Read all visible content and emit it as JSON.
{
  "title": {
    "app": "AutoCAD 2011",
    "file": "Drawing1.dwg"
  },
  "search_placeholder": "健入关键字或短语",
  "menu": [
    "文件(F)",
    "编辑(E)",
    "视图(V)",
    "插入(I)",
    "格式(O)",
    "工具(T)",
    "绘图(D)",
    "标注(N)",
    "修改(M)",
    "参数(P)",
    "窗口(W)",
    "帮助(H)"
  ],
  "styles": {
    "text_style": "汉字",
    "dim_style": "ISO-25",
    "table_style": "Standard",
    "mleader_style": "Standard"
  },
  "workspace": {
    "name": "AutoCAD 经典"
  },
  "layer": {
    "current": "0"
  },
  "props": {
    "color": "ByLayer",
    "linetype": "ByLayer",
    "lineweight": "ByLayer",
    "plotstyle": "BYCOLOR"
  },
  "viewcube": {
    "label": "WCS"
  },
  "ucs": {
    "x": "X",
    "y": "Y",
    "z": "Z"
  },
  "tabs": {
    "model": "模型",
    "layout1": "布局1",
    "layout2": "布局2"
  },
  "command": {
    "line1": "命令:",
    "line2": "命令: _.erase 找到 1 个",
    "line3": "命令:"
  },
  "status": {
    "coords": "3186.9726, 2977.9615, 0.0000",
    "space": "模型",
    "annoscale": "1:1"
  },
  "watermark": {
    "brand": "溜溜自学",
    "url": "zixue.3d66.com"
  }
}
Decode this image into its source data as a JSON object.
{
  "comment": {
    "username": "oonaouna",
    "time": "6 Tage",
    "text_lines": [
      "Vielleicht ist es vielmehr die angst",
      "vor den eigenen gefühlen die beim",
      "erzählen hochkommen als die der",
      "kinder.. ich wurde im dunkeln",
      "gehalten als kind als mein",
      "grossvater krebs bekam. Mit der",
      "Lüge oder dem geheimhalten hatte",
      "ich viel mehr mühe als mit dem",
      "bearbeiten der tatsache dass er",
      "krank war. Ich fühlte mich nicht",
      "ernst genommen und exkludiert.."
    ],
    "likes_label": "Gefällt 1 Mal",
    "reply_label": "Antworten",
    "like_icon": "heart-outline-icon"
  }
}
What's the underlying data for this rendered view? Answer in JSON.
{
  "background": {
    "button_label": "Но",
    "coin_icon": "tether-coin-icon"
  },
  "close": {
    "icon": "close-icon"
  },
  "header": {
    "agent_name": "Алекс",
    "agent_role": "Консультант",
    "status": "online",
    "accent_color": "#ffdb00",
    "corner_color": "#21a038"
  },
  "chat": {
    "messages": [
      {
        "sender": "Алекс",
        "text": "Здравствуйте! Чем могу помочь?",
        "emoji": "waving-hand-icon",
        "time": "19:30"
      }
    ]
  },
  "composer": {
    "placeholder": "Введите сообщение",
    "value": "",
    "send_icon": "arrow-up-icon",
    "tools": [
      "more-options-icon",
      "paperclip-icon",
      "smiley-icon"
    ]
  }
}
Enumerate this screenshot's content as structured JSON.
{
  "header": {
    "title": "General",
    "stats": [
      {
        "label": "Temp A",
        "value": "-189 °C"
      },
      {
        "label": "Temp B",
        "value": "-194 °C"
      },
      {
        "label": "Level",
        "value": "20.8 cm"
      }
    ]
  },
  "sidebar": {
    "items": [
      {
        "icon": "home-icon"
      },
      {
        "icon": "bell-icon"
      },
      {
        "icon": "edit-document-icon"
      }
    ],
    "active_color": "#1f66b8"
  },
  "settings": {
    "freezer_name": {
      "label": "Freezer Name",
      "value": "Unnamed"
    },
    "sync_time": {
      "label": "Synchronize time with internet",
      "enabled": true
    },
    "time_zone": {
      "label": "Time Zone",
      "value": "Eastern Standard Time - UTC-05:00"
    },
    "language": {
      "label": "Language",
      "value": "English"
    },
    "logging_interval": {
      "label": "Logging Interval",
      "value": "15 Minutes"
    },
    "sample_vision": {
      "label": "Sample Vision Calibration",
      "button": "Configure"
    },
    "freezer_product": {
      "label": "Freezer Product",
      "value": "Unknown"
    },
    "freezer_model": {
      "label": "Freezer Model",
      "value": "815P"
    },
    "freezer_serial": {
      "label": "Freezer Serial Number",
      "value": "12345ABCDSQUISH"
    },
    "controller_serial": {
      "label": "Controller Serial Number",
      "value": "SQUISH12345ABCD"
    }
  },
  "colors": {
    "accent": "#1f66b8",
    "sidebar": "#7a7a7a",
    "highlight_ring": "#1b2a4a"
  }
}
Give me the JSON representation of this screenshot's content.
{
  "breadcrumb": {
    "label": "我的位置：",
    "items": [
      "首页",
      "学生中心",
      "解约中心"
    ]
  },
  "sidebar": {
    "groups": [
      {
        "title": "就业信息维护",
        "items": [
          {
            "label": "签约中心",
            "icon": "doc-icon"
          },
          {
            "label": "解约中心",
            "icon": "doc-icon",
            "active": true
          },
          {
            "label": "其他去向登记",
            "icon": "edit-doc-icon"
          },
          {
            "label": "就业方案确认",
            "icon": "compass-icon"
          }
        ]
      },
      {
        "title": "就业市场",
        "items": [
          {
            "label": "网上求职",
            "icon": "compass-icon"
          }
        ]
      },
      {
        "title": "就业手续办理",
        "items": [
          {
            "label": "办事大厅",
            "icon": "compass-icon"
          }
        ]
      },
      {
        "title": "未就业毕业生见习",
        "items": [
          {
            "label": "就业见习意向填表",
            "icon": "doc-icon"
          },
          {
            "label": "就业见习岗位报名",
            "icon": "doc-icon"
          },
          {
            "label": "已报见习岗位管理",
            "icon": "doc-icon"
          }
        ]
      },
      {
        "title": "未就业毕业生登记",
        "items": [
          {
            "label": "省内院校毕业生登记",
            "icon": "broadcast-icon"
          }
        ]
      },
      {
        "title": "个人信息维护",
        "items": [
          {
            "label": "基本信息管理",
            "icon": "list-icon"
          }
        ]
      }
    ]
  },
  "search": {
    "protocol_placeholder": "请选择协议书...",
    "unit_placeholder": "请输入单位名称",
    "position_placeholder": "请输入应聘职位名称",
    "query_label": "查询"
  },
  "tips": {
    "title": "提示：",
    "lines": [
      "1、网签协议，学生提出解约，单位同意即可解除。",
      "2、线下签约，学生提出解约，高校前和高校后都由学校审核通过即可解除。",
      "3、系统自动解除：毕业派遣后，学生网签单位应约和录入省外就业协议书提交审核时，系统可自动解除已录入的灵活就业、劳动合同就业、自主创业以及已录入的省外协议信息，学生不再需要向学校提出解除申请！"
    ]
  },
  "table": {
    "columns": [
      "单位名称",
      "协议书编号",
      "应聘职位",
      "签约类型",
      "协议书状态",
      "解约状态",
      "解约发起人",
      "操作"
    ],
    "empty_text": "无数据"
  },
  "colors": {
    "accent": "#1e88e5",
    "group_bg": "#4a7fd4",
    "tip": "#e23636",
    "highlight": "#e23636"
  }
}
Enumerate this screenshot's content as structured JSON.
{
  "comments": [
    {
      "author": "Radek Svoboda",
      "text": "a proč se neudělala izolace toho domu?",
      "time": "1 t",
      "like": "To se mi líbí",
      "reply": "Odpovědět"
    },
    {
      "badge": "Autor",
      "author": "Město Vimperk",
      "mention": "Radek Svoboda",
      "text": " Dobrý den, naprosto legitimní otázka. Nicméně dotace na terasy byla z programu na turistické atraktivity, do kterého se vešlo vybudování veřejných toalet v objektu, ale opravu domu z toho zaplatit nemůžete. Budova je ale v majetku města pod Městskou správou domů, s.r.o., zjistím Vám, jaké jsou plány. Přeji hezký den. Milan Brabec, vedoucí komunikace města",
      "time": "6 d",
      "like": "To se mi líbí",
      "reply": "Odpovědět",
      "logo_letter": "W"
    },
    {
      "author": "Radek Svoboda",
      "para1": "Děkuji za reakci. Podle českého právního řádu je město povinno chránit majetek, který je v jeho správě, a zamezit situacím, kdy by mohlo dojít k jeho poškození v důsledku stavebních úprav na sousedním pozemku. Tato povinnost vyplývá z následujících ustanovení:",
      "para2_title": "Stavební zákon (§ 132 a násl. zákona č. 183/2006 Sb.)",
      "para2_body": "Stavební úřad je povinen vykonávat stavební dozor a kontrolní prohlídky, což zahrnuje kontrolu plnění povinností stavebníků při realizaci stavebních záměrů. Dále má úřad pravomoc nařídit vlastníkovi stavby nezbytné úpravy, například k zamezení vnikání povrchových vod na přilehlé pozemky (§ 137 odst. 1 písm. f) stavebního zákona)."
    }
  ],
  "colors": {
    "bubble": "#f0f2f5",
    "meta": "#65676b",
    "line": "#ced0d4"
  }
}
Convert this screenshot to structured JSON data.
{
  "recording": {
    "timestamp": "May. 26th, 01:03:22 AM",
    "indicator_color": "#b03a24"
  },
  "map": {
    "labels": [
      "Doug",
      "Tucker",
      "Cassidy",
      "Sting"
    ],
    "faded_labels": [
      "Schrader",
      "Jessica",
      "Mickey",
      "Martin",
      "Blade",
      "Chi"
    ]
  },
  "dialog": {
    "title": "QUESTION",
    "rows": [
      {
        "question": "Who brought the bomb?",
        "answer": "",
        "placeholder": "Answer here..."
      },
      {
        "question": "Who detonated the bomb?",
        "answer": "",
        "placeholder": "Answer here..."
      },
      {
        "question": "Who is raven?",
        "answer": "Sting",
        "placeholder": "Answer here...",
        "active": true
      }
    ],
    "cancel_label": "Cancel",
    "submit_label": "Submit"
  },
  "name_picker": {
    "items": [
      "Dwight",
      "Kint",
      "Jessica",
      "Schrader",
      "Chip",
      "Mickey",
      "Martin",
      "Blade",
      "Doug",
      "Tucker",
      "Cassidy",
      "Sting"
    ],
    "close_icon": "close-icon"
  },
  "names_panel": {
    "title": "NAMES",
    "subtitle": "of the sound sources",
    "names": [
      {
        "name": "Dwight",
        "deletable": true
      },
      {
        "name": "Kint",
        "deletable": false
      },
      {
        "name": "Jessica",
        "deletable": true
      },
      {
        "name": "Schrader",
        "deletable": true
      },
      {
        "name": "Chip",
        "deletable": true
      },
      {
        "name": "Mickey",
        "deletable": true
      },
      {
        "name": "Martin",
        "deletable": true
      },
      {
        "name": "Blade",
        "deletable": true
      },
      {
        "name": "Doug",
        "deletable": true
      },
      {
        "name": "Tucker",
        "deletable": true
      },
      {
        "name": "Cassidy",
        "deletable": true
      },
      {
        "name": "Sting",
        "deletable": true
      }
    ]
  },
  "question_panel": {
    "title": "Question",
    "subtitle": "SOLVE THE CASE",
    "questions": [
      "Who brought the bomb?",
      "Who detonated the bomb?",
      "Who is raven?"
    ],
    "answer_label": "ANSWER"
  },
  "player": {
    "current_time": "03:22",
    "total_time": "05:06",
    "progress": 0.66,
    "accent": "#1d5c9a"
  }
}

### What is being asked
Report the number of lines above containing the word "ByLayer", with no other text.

### Answer area
3